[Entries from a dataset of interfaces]
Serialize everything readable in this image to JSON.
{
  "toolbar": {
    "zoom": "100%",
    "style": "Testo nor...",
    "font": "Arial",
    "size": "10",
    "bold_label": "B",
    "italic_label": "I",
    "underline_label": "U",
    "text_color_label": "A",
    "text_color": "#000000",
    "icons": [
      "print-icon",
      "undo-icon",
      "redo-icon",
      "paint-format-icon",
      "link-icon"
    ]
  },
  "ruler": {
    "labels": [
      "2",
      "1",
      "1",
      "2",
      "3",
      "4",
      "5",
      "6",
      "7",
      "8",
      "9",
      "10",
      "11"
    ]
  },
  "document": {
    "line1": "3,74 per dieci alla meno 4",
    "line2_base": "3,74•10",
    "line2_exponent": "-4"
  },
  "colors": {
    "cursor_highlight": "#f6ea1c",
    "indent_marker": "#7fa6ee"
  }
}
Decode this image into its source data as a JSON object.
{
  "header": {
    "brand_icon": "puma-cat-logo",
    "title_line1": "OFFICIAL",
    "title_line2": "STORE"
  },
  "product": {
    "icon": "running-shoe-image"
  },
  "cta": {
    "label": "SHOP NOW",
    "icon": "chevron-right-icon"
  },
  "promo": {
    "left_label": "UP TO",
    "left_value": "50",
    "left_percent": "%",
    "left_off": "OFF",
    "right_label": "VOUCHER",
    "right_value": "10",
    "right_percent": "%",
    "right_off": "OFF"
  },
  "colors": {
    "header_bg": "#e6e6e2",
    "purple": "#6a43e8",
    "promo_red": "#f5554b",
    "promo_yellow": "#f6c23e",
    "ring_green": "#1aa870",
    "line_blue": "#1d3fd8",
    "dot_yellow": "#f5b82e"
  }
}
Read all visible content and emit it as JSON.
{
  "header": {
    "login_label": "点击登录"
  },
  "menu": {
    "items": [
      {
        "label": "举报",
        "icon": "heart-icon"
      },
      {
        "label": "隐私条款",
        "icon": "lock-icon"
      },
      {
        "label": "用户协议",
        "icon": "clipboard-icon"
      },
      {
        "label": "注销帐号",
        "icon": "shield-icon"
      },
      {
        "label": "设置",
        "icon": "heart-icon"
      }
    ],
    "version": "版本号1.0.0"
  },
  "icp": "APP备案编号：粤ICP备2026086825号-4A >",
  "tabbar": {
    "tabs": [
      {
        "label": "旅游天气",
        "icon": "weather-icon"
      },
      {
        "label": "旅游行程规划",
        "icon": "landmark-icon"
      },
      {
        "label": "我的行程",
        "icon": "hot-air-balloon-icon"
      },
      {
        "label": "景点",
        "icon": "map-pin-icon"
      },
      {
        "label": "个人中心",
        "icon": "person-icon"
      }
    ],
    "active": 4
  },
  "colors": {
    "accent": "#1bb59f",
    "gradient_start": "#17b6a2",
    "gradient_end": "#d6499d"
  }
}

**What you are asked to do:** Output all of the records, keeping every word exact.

**Problem solution:**
Serialize everything readable in this image to JSON.
{
  "toolbar": {
    "zoom": "100%",
    "style": "Testo nor...",
    "font": "Arial",
    "size": "10",
    "bold_label": "B",
    "italic_label": "I",
    "underline_label": "U",
    "text_color_label": "A",
    "text_color": "#000000",
    "icons": [
      "print-icon",
      "undo-icon",
      "redo-icon",
      "paint-format-icon",
      "link-icon"
    ]
  },
  "ruler": {
    "labels": [
      "2",
      "1",
      "1",
      "2",
      "3",
      "4",
      "5",
      "6",
      "7",
      "8",
      "9",
      "10",
      "11"
    ]
  },
  "document": {
    "line1": "3,74 per dieci alla meno 4",
    "line2_base": "3,74•10",
    "line2_exponent": "-4"
  },
  "colors": {
    "cursor_highlight": "#f6ea1c",
    "indent_marker": "#7fa6ee"
  }
}
Decode this image into its source data as a JSON object.
{
  "header": {
    "brand_icon": "puma-cat-logo",
    "title_line1": "OFFICIAL",
    "title_line2": "STORE"
  },
  "product": {
    "icon": "running-shoe-image"
  },
  "cta": {
    "label": "SHOP NOW",
    "icon": "chevron-right-icon"
  },
  "promo": {
    "left_label": "UP TO",
    "left_value": "50",
    "left_percent": "%",
    "left_off": "OFF",
    "right_label": "VOUCHER",
    "right_value": "10",
    "right_percent": "%",
    "right_off": "OFF"
  },
  "colors": {
    "header_bg": "#e6e6e2",
    "purple": "#6a43e8",
    "promo_red": "#f5554b",
    "promo_yellow": "#f6c23e",
    "ring_green": "#1aa870",
    "line_blue": "#1d3fd8",
    "dot_yellow": "#f5b82e"
  }
}
Read all visible content and emit it as JSON.
{
  "header": {
    "login_label": "点击登录"
  },
  "menu": {
    "items": [
      {
        "label": "举报",
        "icon": "heart-icon"
      },
      {
        "label": "隐私条款",
        "icon": "lock-icon"
      },
      {
        "label": "用户协议",
        "icon": "clipboard-icon"
      },
      {
        "label": "注销帐号",
        "icon": "shield-icon"
      },
      {
        "label": "设置",
        "icon": "heart-icon"
      }
    ],
    "version": "版本号1.0.0"
  },
  "icp": "APP备案编号：粤ICP备2026086825号-4A >",
  "tabbar": {
    "tabs": [
      {
        "label": "旅游天气",
        "icon": "weather-icon"
      },
      {
        "label": "旅游行程规划",
        "icon": "landmark-icon"
      },
      {
        "label": "我的行程",
        "icon": "hot-air-balloon-icon"
      },
      {
        "label": "景点",
        "icon": "map-pin-icon"
      },
      {
        "label": "个人中心",
        "icon": "person-icon"
      }
    ],
    "active": 4
  },
  "colors": {
    "accent": "#1bb59f",
    "gradient_start": "#17b6a2",
    "gradient_end": "#d6499d"
  }
}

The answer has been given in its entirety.